This is really the entire focus of the whole letter, though of course you can draw many themes out of it. In Romans, Paul is playing with the concept of election. The Jews considered themselves (not without cause) to be God’s chosen (elect) people. The thing is, though, that they were elected for a purpose, and that purpose was so that they might be a light to the nations (non-Jews). They were elected not INSTEAD of the world, but FOR the world. They were to be the kingdom of priests who brought the other nations to the Father. Among the Jews were the “super-elect” who consisted of the Tribe of Levi, and among the tribe of Levi were the super-duper elect, who were the sons of Aaron – the priestly class. Then of the common people there were the Pharisees. These men were “elect” because they separated themselves, so they were a sort of self-chosen elect. They were elect not because they were born to it, but because they chose to separate themselves to God and make Him their first priority. ALL of these elect people were elect for OTHERS. They were elect for the purpose of bringing others to relationship with God.
If you study the scriptures closely you’ll see that God does this kind of “nesting doll” thing a lot. “Jacob have I loved, but Esau have I hated.” Yet if you look carefully, you’ll see that Jacob was chosen for the purpose of blessing Esau. (And keep in mind that “Jacob” is here not an individual but a people, as is Esau. Esau was not chosen; he was not of the elect, even though he was a son of Abraham. Paul points this out to show that even among Abraham’s children, not all are elect. Of the elect of Abraham’s children, not even all of these are elect. The point, I think, in his immediate audience, was to show that it is the spiritual children who are elect and not the physical children of Abraham. Branches had been broken out (the Jews who rejected Jesus) so that “you” (the Gentile believers) might be grafted in. But don’t go exalting yourselves against the branches that were broken out, thinking you’re better than them, because if God didn’t spare the original natural branches, He won’t spare you either. If He was able to graft you in, He can break you out and graft the natural branches back in all that much easier, since they belonged to the olive tree from the start.
The whole letter is basically, “Play nice with the other children!” with a whole lot of great stuff thrown in to show why we ought to do that.

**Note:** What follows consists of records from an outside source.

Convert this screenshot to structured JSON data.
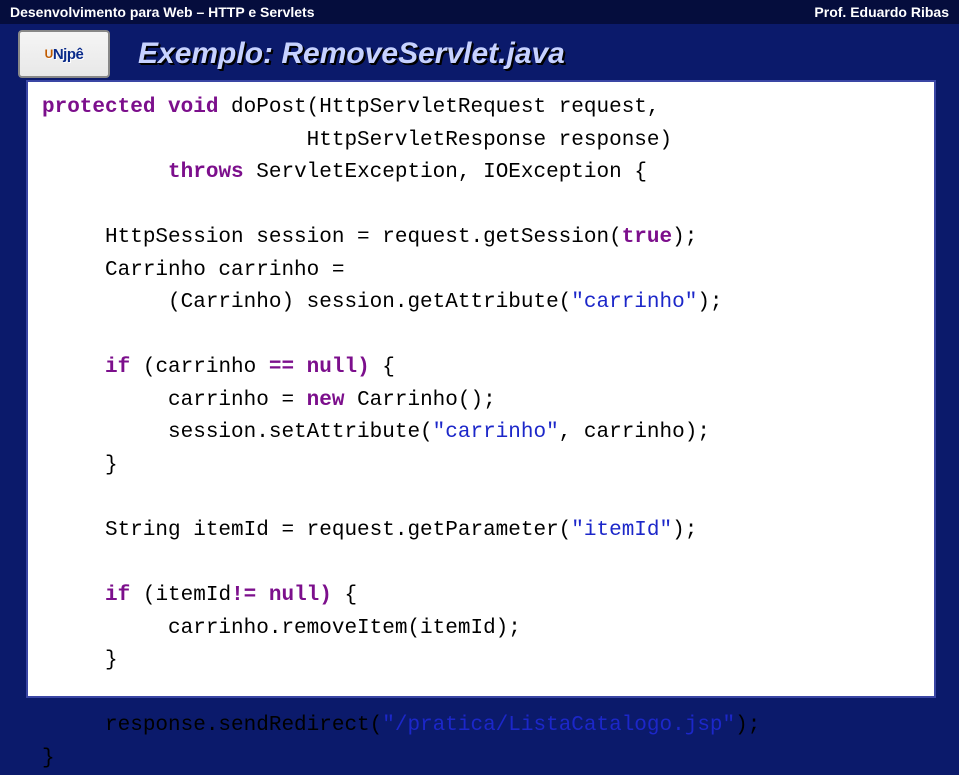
{
  "topbar": {
    "left": "Desenvolvimento para Web – HTTP e Servlets",
    "right": "Prof. Eduardo Ribas"
  },
  "logo": {
    "orange": "U",
    "blue": "Njpê"
  },
  "title": "Exemplo: RemoveServlet.java",
  "code": {
    "l1a": "protected void",
    "l1b": " doPost(HttpServletRequest request,",
    "l2": "                     HttpServletResponse response)",
    "l3a": "          ",
    "l3b": "throws",
    "l3c": " ServletException, IOException {",
    "l4": "",
    "l5a": "     HttpSession session = request.getSession(",
    "l5b": "true",
    "l5c": ");",
    "l6": "     Carrinho carrinho =",
    "l7a": "          (Carrinho) session.getAttribute(",
    "l7b": "\"carrinho\"",
    "l7c": ");",
    "l8": "",
    "l9a": "     ",
    "l9b": "if",
    "l9c": " (carrinho ",
    "l9d": "== null)",
    "l9e": " {",
    "l10a": "          carrinho = ",
    "l10b": "new",
    "l10c": " Carrinho();",
    "l11a": "          session.setAttribute(",
    "l11b": "\"carrinho\"",
    "l11c": ", carrinho);",
    "l12": "     }",
    "l13": "",
    "l14a": "     String itemId = request.getParameter(",
    "l14b": "\"itemId\"",
    "l14c": ");",
    "l15": "",
    "l16a": "     ",
    "l16b": "if",
    "l16c": " (itemId",
    "l16d": "!= null)",
    "l16e": " {",
    "l17": "          carrinho.removeItem(itemId);",
    "l18": "     }",
    "l19": "",
    "l20a": "     response.sendRedirect(",
    "l20b": "\"/pratica/ListaCatalogo.jsp\"",
    "l20c": ");",
    "l21": "}"
  }
}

So the ekklesia (not the organization; rather, the family of believers) has become the new elect, since Israel never did her job and even rejected her Messiah. Therefore, all the followers of Jesus are elect, and no one is any more elect than anyone else. The Jews aren’t better; the Gentiles aren’t better. We are all one new man in Christ (the second/last Adam). And ultimately, ALL men are included in Christ since as in Adam all died, even so in Christ all are made alive. None of us ought to think more highly of ourselves than is warranted. If we are elect, that is because of God’s choosing of us to be a blessing to all those younger brothers and sisters who (equally beloved) have not yet been grafted into the olive tree.
I really believe this is what Paul was talking about in 1 Cor when he talked of running the race for the “high calling of God in Christ Jesus.” The high calling is the election – the election is an election to service and ministry to others. Maybe Paul’s “high calling” referred to more than ministry on this earth in this lifetime. (Since I’m not sure it’s reasonable to think Paul was dubious about his being elected for THAT honor.) Maybe it refers to being one who, in the life to come, is prepared and ready to go out and minister to those lost sheep and lost coins and prodigal sons who have yet to be brought to the Father’s arms. Now THAT is a very high calling, and surely worthy of our every effort to run the race, leaving behind all the things that would hinder us that we might obtain the prize. What a prize! I long to be counted worthy of such a reward, and I’m sure everyone else here does, too.